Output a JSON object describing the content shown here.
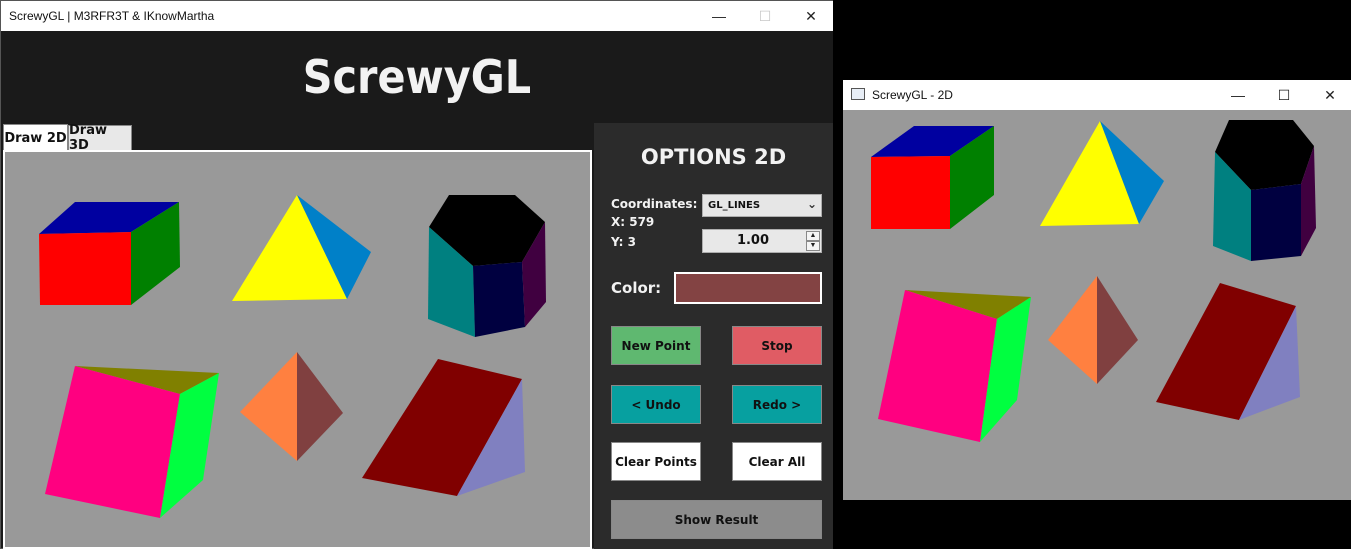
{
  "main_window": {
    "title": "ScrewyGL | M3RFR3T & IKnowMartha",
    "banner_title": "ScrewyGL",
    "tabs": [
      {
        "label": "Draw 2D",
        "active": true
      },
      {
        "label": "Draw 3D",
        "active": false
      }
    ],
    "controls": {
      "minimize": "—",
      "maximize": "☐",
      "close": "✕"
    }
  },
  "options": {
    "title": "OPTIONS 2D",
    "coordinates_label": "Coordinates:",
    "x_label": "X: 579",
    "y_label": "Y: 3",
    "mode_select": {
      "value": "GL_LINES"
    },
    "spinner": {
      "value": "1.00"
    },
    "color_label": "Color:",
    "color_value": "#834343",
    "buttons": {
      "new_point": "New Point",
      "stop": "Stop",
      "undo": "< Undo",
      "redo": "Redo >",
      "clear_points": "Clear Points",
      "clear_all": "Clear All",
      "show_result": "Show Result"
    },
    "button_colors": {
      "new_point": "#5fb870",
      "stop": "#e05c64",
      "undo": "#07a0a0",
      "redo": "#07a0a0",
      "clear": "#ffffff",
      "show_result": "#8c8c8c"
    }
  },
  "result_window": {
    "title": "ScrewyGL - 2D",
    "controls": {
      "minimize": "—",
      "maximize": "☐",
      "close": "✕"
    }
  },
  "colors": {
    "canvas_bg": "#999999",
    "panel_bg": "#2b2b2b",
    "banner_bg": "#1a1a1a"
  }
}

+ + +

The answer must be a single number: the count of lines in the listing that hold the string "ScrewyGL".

3